The $7 trillion asset manager's seemingly blatant effort to capture more market share also includes cutting fees to zero across a long list of traditional revenue sources, including account service fees, transfer fees, low-balance fees and IRA closeout fees.
Fidelity also consolidated 21 separate stock and bond index funds into its lowest-cost share class. As a result, the asset-weighted annual expense across those index funds will decrease by 35%, with some fund expense ratios now at 0.015%.
Fidelity said the fee changes will save shareholders approximately $47 million annually.
Ram Subramaniam, Fidelity's head of brokerage and investment solutions, didn't go into details about how the company is making money as it cuts and removes the fees that are typically designed to cover the cost of managing a portfolio beyond saying, "We take a long-term view."
The new Fidelity Zero Total Market Index Fund (FZROX) and Fidelity Zero International Index Fund (FZILX) are designed to provide broad U.S. equity and international equity market exposure.
The zero-expense ratio on the funds is at least partially offset by the fact that they are benchmarked to indexes created internally at Fidelity, which means the funds won't be paying a licensing fee to an index manager. There is also the lucrative business of securities lending, which allows asset managers to profit off portfolios by lending securities to short sellers.
"This is not unexpected to see somebody cut the expense ratio to zero; people have been expecting this for a couple of years now," said Blair duQuesnay, a financial adviser at Ritholtz Wealth Management. "It's a strategy that will get more money into the firm, and they will make money by lending securities to short sellers."
Ms. duQuesnay said the prospectuses for the new funds show a large weighting in smaller-cap stocks, which tend to provide the best opportunities for securities lending.

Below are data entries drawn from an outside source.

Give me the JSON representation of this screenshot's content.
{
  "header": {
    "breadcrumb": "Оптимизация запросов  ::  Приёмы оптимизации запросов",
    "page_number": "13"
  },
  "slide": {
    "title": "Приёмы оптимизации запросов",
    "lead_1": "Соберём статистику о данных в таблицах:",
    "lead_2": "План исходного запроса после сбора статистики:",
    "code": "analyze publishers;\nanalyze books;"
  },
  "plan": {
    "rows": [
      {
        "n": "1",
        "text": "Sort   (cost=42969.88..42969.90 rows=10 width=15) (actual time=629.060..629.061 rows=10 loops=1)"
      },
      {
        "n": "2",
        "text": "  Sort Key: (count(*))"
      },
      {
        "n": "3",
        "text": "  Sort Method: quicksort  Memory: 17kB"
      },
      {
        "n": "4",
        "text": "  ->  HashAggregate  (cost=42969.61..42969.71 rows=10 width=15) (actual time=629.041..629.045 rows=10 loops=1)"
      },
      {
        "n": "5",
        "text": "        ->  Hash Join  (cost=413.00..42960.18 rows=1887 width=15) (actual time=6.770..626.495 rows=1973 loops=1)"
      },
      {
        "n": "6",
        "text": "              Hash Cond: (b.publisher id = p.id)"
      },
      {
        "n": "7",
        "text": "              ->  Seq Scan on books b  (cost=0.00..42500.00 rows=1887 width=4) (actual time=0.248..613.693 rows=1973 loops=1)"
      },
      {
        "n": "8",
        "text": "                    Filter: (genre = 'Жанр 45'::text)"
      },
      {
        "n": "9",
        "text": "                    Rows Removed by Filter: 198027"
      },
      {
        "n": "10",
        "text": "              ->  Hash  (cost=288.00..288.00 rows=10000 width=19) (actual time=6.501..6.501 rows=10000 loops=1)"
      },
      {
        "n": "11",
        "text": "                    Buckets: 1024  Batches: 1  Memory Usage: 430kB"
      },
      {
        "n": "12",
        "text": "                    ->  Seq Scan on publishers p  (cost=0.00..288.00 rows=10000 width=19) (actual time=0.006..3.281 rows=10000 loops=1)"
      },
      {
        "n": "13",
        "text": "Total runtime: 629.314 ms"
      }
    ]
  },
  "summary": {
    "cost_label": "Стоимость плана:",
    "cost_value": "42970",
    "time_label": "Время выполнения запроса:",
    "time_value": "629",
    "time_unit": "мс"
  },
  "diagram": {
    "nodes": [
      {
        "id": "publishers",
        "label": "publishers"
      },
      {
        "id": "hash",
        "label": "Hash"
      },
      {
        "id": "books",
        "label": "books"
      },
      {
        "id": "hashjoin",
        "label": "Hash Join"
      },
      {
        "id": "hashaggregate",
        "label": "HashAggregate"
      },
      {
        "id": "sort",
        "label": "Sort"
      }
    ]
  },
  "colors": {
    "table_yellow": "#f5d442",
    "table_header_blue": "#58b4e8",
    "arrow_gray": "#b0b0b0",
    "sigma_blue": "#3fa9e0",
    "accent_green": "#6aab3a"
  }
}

Kashif Ahmed, president of American Private Wealth, also homed in on the securities lending potential.
"Investors need not be fooled into thinking Fidelity is doing this because they are suddenly a nonprofit," he said. "Securities lending is what you agree to when you open an account, but we know no one reads the fine print."
But Fidelity pushed back on the talk of revenue from securities lending. "Fidelity's securities lending program is designed to benefit fund shareholders," the company said in a statement. "Fidelity is not receiving any revenue from the Fidelity ZERO Index funds for securities lending. Nor is Fidelity currently receiving any portion of the income that is generated from securities lent out."
Regardless of how Fidelity capitalizes on its new zero-expense index funds, Ms. duQuesnay and Mr. Ahmed agree the move will benefit investors and likely push more fund companies to follow suit.
Fidelity's announcement included graphics comparing its new fees with both Charles Schwab Corp. and the Vanguard Group.
Neither of those companies would comment for this story.
Todd Rosenbluth, director of ETF and mutual fund research at CFRA, said investors will be the initial winners because the asset management industry will continue pushing the limits of low-cost money management.
"Investors are increasingly fee-conscious and shifting toward passive products," he said. "While ETFs get much of the attention from a competitive perspective, demand for index mutual funds remains strong."